Weiss Berlin is pleased to announce the first solo show of Stanya Kahn 
in Berlin. New and recent works in video, animation and on canvas continue
Kahn’s practice of using allegory and metaphor to complicate spaces between
humor and anxiety, irony and awe, dejection and concern. In exuberantly
colorful drawings and paintings, land, water, animals and barely embodied
humans staring into their devices, linger at the edge of exhaustion. In the
two animations, “For the Birds,” (2013) and “Yes and No,” (2016), power and
muted yearning cycle in dialectical loops. Two birds exchange deadpan desires
for escape amidst endless danger. A witch covered in penises jumps over and
over. Did she cast a spell to get rid of all the dicks? Or a spell to have 
one? Dismantling power is complicated. Meanwhile, in the final room of the 
gallery, the feature-length experimental narrative video Don’t Go Back to 
Sleep (2014), showing for the first time in Berlin, forms the darkly humorous
core of the exhibition.
With a run time of 74 minutes, Don’t Go Back to Sleep is a haunted
tragi-comedy that functions as much as a symbolic meditation on citizen
resilience as a metaphor for the violence of the state and the First World’s
rapacious impact on the earth, driving the planet itself towards impending
death. As medical professionals perform haphazard triage, mostly on each
other, in vacant housing, we realize the protagonists may be some of the only
people left: workers (The People) vs. the danger outside: the state 
(police/military/clampdown). In the tenuous relations between strangers
collaborating under pressure, darkly comedic resilience and regenerative
energy rise in small, understated human exchanges.  
weiss berlin
Shot in Kansas City, Missouri, in newly built homes left uninhabited
and unfinished in the economic crash, Don’t Go Back to Sleep follows roving
groups of frontline emergency workers adrift in nearly empty, end-times urban
and suburban landscapes. In a series of uncanny scenes, dark joking emerges
alongside efforts at cohesion and collectivity. Squatting empty suburban
developments and luxury high-rises, depressed with the aura of so many
displaced by the U.S. housing market catastrophe, nurses and doctors
establish make-shift treatment centers within the architectural mundane:
fixtures and countertops, carpet pads and exposed wiring, fireplaces and
crown molding. Untouched appliances glow dully in the market’s wake. Time
alternately slows and speeds as the characters recalibrate their stress
responses, suspended in the in-between of waiting, activated by uncertainty,
disasters already underway and the reverberations of decades of distress. 
Alcohol, cake and lunchmeat provide sub-par sustenance as the workers labor,
sleep and bury their dead.   

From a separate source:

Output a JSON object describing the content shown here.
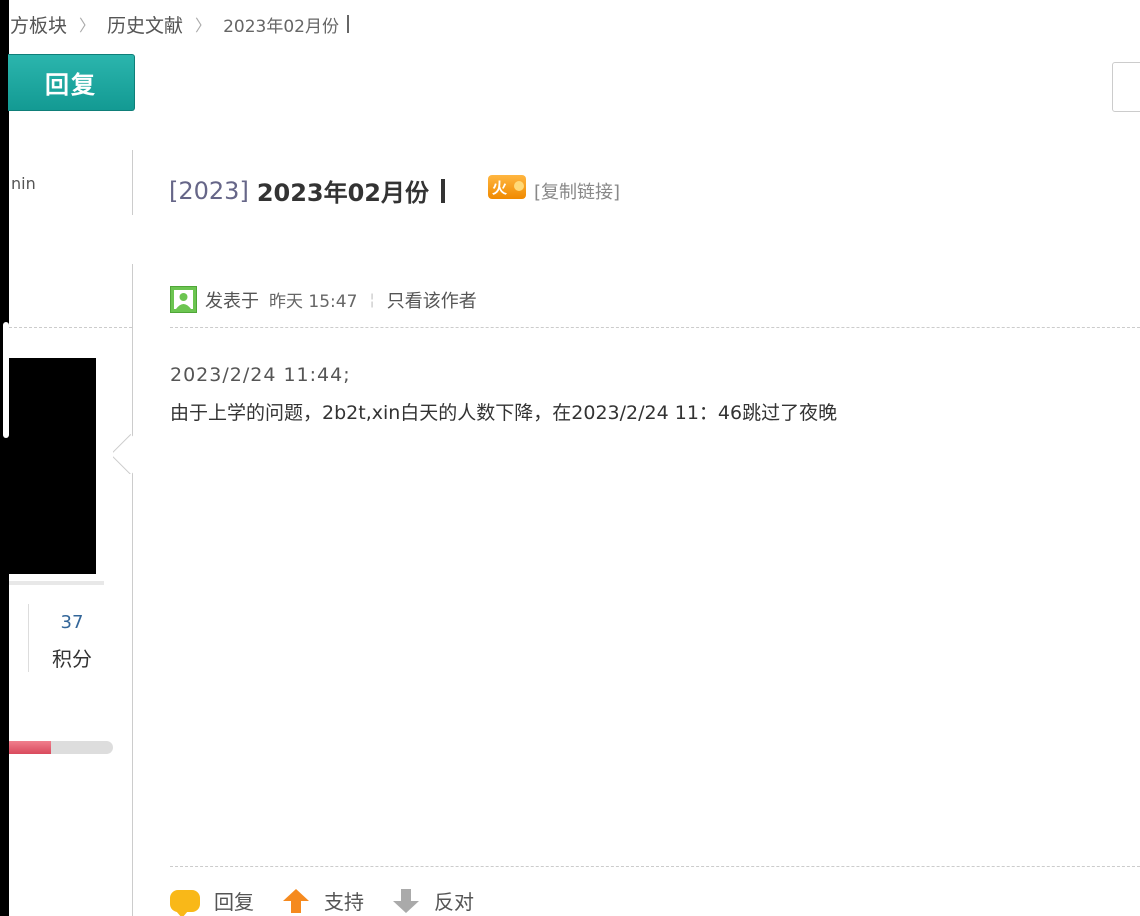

Further extending a video practice that allows fluid boundaries 
between the real and the fictive, between narrative and abstraction, Kahn
directs an ensemble cast of mostly non-actors to perform both scripted and
improvised scenarios in which their agency becomes central to the film’s
construction as they create candid dialogue. Her sound design, anchored here
with original compositions by Kahn and musician Keith Woods (of Hush Arbors
and Chelsea Light Moving), holds a central role in the language of the film. 
The edits and the cameras’ movements and fixations play with reconfigurations
of space, time, materiality, alienation and the overworking of Nature. A
quieter humor of anxiety seeks out the edges of despair while trying to

Don’t Go Back to Sleep, 2014 TRT: 74 minutes
Written, directed, shot, edited and sound designed by Stanya Kahn. Includes
original sounds/music by Kahn and Keith Wood (Hush Arbors, Chelsea Light
Moving). B Camera by Ignacio Genzon, Mike Soltz and Chiara Giovando. The cast
contributed primary dialogue. 
Made with the support of Grand Arts and the Guggenheim Foundation. 

 “People are going back and forth
across the doorsill where the two worlds touch.
The door is round and open
Don’t go back to sleep!” 
“When you affect something, you are at the same time opening yourself up to
being affected in turn, and in a slightly different way than you might have
been the moment before. You have made a transition, however slight. You have
stepped over a threshold.” 
 —Brian Massumi, (translator, “A Thousand Plateaus”), from interview: 
Navigating Movements